Likes: Love In The Dark, Send Your Love (To Your New Lover), I Miss You, When We Were Young.
Overall: Loved the vocals and production. Wish she had at least 1 more up-tempo.
British phenom Adele is back with 25, following up from the 2011 U.S. diamond-certified mega-smash, 21. Sticking to what she does best, the album is ballad-heavy, but don't call it 21 part 2. The angst and heartache isn't as heavy as before, nor is it as bluesy as it was on her debut, 19. There's pop flair with the Max Martin produced "Send My Love (To Your New Lover)," which is sonically reflective of his work on Taylor Swift's "I Knew You Were Trouble." Adele is snarky, but forgiving in the lyrics, fun and hiccupy on the vocals, as she tells her former lover to "Treat [his new lover] better." It's definitely a nice "kiss kiss, wish ya' the best" adieu. Another highlight is the vampy groove "I Miss You." It's starts out with haunting reverberated calls, cascading with deep, Florence + The Machine-esque bass-like drums. Different than what we've heard thus far from Ms. Adkins, it was a treat and quite sexy, if I may add. These 2 refreshing cuts set the tone of the record.

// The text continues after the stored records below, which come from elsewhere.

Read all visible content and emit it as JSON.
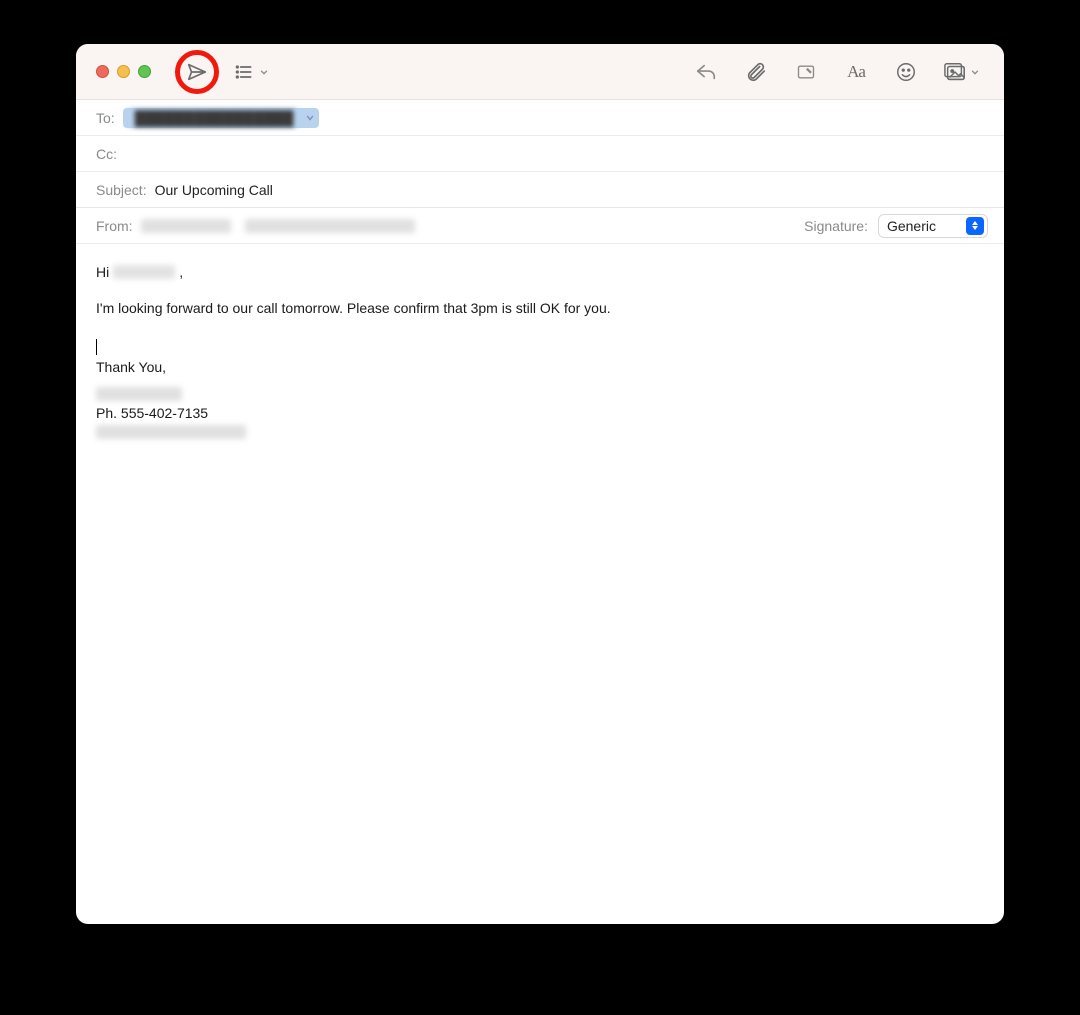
{
  "toolbar": {
    "icons": {
      "send": "send-icon",
      "headers": "header-list-icon",
      "reply": "reply-icon",
      "attach": "paperclip-icon",
      "markup": "markup-icon",
      "format": "text-format-icon",
      "emoji": "emoji-icon",
      "photo": "photo-browser-icon"
    }
  },
  "fields": {
    "to_label": "To:",
    "to_recipient_redacted": "████████████████",
    "cc_label": "Cc:",
    "subject_label": "Subject:",
    "subject_value": "Our Upcoming Call",
    "from_label": "From:",
    "signature_label": "Signature:",
    "signature_value": "Generic"
  },
  "body": {
    "greeting_prefix": "Hi ",
    "greeting_suffix": ",",
    "paragraph": "I'm looking forward to our call tomorrow. Please confirm that 3pm is still OK for you.",
    "closing": "Thank You,",
    "phone": "Ph. 555-402-7135"
  }
}
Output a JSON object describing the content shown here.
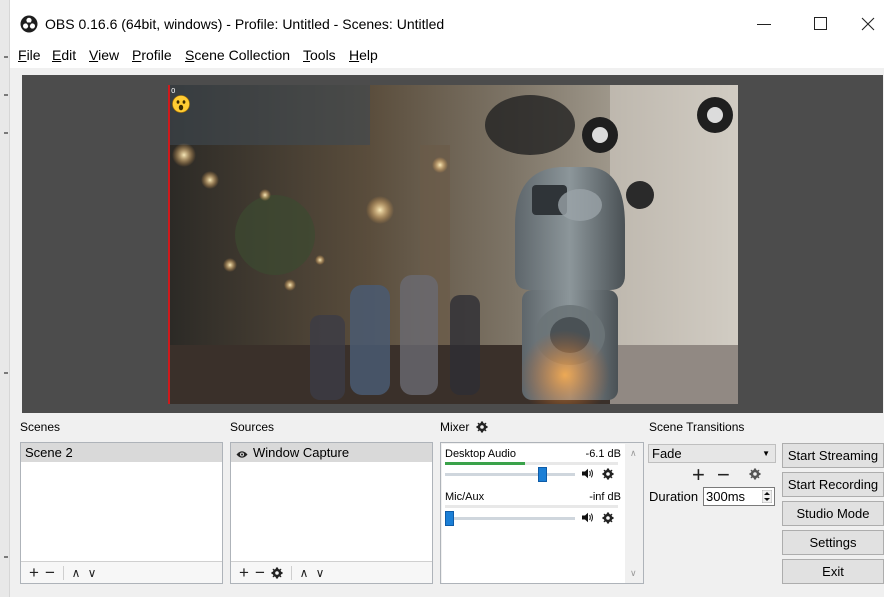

The generous amount of piano-driven ballads include the vulnerable "All I Ask," the gentle "Remedy" and the beautiful moment of "When We Were Young." The latter is a slight nod to Barbra Streisand's "The Way Were Were." The song builds and Adele lets out a belt towards the climax, but sadly, I was left wanting more. Her nostalgia continues on the near-southern-gospel anthem "River Lea" (This one grew on me, personally). My favorite is "Love In The Dark," which opens with a string orchestra and piano. It feels like the mournful Adele that most know and love. "Water Under The Bridge" is beachy and has a big chorus that's movie soundtrack worthy. The guitar chords of a "Million Years Ago" reminded me a tad bit of Mariah Carey's 1998 hit "My All." I love that no 2 songs sound the same. Adele is bright, insightful and opening her heart yet again. One can sense the mood she was in while making the album; getting used to being a household name, stable in love and a new mother. Speaking of, I believe the babbles heard on the breezy "Sweetest Devotion" are from her 3-year-old son, Angelo. With 25, you get a happier Adele; something fans need not be scared of because she's rocking it and it feels organic. It's like you can hear her smiling in the recording booth. The best part of this album has got to be her vocals, especially with the usage of layering in the choruses. She may have had some struggles--needing laser microsurgery after a vocal-cord hemorrhage right before her tour for 21--but she prevailed on this album, executing what seems to be higher notes with clarity and diction. There wasn't too much going over-the-top with the production (contributors included Bruno Mars and Danger Mouse); everything meshed so well.
When discussing 25, I wish people would speak more on Adele's musicality, grace and work put in, rather than what records she'll beat, who she's going to show-up at the Grammy Awards, and whether it will top 21. Listening with quality headphones makes the experience even better, as you can hear the effort to make this album unlike her other 2. It was early 2008 when I first heard Adele and her husky, smoky, soul-tinged vocals on "Chasing Pavements," and just like then, I'm smitten.